There is an article going around Facebook at the moment that got me to thinking. And by thinking, I mean thinking beyond the knee-jerk reaction, thinking beyond the surface to try to understand an issue that is more complex than it seems, as all issues are.

Florida Makes Off-Grid Living Illegal – Mandates All Homes Must Be Connected To An Electricity Grid

The first line of the article says, “It’s no secret that an opposition to sustainable living exists.” That’s what got me thinking. Why would there be an opposition to sustainable living? People would probably respond, “profits,” or “control,” but realistically, the economies of scale don’t support the idea that companies large enough to “oppose sustainable living” would care much about the few people who want to truly “go off the grid,” and in my experience, people who work for governments care less about controlling others than they do about getting reelected or keeping their jobs.
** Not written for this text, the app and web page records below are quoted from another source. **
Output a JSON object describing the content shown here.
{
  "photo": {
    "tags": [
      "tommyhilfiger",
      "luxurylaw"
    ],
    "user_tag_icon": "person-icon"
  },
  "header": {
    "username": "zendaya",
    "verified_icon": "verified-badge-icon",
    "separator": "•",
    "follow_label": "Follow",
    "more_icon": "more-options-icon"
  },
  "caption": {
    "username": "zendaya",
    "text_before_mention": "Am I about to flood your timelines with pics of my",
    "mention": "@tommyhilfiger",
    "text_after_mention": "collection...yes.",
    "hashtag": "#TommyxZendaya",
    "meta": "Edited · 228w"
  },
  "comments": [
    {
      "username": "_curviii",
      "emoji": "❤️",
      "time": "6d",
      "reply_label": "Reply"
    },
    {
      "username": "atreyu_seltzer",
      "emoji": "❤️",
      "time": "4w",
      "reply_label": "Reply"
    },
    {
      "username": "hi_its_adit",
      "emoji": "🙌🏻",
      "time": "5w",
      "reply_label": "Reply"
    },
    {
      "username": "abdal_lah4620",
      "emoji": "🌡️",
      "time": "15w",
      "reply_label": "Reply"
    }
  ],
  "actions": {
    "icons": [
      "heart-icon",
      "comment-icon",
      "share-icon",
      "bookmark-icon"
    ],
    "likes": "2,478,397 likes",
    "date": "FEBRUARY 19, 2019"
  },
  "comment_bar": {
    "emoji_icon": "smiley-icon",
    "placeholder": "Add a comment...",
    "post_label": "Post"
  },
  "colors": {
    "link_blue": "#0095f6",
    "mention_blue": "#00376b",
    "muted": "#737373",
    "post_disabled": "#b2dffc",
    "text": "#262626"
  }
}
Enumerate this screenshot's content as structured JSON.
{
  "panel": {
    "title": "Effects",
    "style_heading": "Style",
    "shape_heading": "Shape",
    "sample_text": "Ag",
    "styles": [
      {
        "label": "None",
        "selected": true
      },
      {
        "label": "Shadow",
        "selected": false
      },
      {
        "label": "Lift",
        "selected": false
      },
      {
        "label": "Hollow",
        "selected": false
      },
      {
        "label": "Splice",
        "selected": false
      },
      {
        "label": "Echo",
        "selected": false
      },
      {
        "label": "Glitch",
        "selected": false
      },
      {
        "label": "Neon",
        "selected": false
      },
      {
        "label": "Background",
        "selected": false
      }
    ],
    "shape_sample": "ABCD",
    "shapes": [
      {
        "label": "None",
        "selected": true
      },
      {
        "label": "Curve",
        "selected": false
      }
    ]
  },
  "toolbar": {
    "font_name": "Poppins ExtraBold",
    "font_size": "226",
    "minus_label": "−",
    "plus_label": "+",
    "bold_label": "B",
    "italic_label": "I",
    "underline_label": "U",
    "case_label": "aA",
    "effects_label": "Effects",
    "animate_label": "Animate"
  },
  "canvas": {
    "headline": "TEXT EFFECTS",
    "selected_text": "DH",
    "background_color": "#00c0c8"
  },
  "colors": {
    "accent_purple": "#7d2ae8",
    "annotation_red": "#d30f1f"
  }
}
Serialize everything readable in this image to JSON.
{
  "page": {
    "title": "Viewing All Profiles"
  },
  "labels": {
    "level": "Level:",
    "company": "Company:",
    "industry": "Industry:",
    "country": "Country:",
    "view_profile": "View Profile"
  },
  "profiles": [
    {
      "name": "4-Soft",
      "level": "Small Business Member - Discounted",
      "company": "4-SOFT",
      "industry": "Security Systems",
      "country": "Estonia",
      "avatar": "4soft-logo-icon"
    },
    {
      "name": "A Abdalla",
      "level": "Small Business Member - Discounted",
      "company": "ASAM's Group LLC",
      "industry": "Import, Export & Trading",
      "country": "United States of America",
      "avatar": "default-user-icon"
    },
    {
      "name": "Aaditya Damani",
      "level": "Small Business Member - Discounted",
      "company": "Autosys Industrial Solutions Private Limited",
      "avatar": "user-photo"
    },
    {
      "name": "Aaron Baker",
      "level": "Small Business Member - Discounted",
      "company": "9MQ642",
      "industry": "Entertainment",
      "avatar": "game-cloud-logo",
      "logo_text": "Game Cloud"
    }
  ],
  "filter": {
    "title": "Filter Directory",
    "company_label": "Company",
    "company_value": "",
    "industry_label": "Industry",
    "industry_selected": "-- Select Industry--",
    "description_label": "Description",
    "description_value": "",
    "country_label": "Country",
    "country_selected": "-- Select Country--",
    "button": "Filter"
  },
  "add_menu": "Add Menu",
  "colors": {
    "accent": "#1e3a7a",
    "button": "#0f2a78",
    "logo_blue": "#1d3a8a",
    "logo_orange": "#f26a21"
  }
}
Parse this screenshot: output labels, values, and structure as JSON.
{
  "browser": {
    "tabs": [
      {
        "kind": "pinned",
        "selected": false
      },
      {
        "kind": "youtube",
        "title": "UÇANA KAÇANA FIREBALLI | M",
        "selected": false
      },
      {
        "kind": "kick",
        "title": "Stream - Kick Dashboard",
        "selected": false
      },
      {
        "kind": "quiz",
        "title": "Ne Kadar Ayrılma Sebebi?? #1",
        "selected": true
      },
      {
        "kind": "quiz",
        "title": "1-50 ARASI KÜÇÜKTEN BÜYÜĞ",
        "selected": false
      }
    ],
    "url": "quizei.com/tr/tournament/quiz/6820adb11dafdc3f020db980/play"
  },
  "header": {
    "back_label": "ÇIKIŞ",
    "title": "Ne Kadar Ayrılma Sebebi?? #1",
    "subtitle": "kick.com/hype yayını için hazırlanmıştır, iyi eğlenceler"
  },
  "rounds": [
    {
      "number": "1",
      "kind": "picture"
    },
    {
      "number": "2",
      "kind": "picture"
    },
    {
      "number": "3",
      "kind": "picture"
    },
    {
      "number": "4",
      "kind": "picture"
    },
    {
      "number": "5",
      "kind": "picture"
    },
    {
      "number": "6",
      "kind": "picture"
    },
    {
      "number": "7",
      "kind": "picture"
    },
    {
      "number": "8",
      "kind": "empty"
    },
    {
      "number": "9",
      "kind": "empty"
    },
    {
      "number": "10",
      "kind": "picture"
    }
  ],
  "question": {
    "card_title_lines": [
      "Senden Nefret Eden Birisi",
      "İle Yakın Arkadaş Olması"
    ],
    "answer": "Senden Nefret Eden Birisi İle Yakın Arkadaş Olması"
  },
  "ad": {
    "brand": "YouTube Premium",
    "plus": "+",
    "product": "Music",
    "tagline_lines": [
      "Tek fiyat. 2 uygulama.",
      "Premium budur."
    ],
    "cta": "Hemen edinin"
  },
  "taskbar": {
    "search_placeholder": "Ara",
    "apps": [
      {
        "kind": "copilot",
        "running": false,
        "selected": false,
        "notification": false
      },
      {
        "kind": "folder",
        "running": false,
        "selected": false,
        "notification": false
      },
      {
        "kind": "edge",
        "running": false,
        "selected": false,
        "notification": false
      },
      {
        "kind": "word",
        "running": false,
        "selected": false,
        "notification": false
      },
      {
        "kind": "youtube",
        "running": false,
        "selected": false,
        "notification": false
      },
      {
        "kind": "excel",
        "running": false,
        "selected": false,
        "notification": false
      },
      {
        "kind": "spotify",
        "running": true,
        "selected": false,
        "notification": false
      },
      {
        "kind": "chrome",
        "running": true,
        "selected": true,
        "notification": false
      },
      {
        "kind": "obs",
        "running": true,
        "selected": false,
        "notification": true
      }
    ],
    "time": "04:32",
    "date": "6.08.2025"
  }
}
I’m having a hard time finding real reasons for a concerted, coordinated effort to “oppose sustainable living.” I’m certainly open to evidence of such a thing, but for now, let’s look at the rest of the article.

Even though the article title mentions “electricity grid,” the homeowner discussed was told she had to connect her house to an “approved” water source, but not an electrical grid. Let’s think about both.

For water, well, there comes a time when a government is responsible for protecting people even from themselves. Just like they can condemn a house for crumbling to the point of danger to the occupants, the law can keep people from having unsafe sewage disposal, unhygienic trash storage, or unsafe water sources.

But let’s talk about electricity, because it’s a topic that interests me. Specifically, let’s talk about people wanting to detach themselves from the power grid to avoid the costs of the grid.

The closest I can come up with regarding electricity is electric companies not wanting to lose customers.

Normally I would agree on this. But living on the tiny island of Kauai, with 67,000 people and no way to tap into the power grid of anywhere else, I’ve learned some things about power generation costs and infrastructure maintenance. It’s a closed-system case study of dealing with power costs.

We have a diesel-burning power plant here, as well as some solar plants, that provide all of our power to all of our homes and businesses. There are 37,000 electricity customers. The island is just a little bit bigger than inside the I-465 loop around Indianapolis, which has 1 million+ people.

So the 37,000 power customers on Kauai have to share the costs of maintaining the infrastructure of an area the size of Indianapolis. When someone goes off the grid here, that’s one less customer to help cover the costs of maintenance. Yet that customer gets the benefits of surrounding businesses having power, police and fire departments having power, street lights, cell towers, television signals, etc. etc. Just because their house is not drawing power from the power plant does not mean that person is truly “off the grid.”

Additionally, pretty much every house that self-generates power is also attached to the grid for power when their system fails. For example, solar power batteries only hold so much power when it’s cloudy, and these customers begin to draw power from the grid when they need it.

So we have a set monthly fee for every residence, and a much higher monthly fee for every business, whether they are “on the grid” or not. It’s like taxes – it’s one of the responsibilities of being part of a community.

Nobody is prevented from going off the grid. They can move to Montana and live in the woods. But being off the grid in a city is a whole different animal that involves community responsibility. It’s literally the same as when people complain about taxes while taking advantage of all the benefits of public expenditures. On the surface, the complaints make sense, but the issue is more complex.